With flu season on the way, you may be thinking about your health and the health of your family more than usual. But what about the health of your plumbing?
You use your kitchen and bathroom sinks and shower every day without thinking too much about it. However, the type of pipes used in your home, as well as their age and the types of repairs that have been performed on them in the past all contribute to the safety of your water and the health of your family.
How do I know if I have unhealthy plumbing?
Signs of plumbing-gone-bad are many and varied. Some red flags to watch out for include:
1. Brown or discolored water
If you see grimy-looking water pouring out of your faucets, your water heater may be reaching its sunset years and need replacing. If the water is red, your pipes may be what need to be replaced. Red-tinted water indicates the leeching of iron from rusted galvanized pipes, common in homes built before 1980. Repeat: don’t drink; call your plumber.
2. Slow drain
A drain that empties slowly indicates a blocked pipe. While commercial drain cleaners will correct the problem temporarily, consistent use of Drain-o and other chemicals can have the opposite effect, damaging the pipes and promoting return clogs within weeks. Your best practice is to use a plumber’s snake to break up and dislodge any pipe blockages. Don’t have a snake? Call Meticulous to get the job done in minutes.
3. Gurgling drains
No, there isn’t a sea monster rumbling around in your drain (at least we hope not!). Strange sounds in your plumbing can indicate a blockage deep inside the pipe that is trapping air. The sound should stop once the blockage is removed, so use your plumbing snake to dislodge the clog or call your plumber for assistance.
4. Your toilet frequently backs up
This is worst-nightmare territory! However, overflowing toilet syndrome can be corrected by emptying your septic tank or removing pipe obstructions, such as tree roots. Warning: don’t DIY. Call in professionals to get these down-and-dirty tasks done right.
5. Your faucets are screeching
If your faucet makes a racket when you turn it on, your pipes could be full of air. If your pipes’ “bleed-off” system is not working properly, it can produce a high pitch sound. Plumbing experts can work to eliminate this issue.
6. Low water pressure
Shower pressure not what it used to be? Clogged pipes, hidden leaks, or incorrectly-sized pipes that cannot provide sufficient water pressure are all fixable causes of this frustrating – and common – plumbing problem.

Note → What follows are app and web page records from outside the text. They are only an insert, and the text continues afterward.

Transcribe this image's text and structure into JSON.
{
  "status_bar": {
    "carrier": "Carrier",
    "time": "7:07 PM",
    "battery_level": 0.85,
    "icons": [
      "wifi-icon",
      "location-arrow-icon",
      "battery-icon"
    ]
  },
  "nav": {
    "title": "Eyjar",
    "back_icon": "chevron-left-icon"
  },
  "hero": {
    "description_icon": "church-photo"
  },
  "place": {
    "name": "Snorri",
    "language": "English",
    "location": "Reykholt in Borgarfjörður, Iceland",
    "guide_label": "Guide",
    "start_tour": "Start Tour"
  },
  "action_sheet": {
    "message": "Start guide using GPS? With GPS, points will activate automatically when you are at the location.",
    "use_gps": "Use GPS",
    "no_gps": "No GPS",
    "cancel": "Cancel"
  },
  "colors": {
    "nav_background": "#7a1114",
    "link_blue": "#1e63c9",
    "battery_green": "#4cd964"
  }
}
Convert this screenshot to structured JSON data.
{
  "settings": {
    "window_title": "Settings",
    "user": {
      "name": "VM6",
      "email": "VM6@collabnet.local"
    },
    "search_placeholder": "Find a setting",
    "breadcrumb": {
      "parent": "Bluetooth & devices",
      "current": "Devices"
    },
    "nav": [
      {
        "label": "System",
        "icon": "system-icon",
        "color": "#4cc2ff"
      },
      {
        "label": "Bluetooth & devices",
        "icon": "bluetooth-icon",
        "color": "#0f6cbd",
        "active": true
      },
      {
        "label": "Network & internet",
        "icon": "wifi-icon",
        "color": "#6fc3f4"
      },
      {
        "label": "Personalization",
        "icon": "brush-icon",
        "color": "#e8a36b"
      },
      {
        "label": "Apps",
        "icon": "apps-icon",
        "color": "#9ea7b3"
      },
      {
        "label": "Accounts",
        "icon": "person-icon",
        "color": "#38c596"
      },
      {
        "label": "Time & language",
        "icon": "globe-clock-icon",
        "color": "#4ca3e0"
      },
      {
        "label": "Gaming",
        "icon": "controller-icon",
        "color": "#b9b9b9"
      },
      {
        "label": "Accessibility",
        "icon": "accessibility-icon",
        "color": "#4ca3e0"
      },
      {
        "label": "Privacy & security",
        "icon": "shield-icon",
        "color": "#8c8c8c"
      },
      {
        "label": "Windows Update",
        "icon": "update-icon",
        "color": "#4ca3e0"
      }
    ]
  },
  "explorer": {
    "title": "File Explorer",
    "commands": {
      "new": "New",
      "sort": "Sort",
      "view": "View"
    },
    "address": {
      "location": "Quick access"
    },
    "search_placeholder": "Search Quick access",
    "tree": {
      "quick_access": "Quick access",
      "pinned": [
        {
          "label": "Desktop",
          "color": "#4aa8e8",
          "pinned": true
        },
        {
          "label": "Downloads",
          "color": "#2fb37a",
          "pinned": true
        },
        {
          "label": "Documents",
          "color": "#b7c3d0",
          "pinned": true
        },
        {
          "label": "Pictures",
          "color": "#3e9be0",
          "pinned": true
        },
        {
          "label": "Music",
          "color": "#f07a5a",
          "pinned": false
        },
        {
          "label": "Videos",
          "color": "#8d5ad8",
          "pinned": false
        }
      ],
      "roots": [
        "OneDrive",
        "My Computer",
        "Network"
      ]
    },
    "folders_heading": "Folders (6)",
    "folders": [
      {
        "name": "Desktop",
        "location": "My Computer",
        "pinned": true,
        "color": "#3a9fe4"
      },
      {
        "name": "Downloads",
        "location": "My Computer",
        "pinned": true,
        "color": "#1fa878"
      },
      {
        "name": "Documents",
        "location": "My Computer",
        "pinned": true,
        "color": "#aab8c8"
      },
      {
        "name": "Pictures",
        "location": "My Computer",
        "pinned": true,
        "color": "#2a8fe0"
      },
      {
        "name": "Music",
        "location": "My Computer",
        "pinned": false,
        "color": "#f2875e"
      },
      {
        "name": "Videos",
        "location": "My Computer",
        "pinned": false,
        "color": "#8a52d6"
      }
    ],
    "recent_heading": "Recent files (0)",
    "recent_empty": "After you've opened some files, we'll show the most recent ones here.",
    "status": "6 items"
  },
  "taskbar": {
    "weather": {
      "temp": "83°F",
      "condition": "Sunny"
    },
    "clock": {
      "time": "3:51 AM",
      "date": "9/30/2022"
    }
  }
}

Plumbing issues that make your water unusable and promote an odorous kitchen or bathroom can create health concerns for you and your family if not treated immediately. Call Meticulous if any of these signs and symptoms arise. You’ll be glad you did!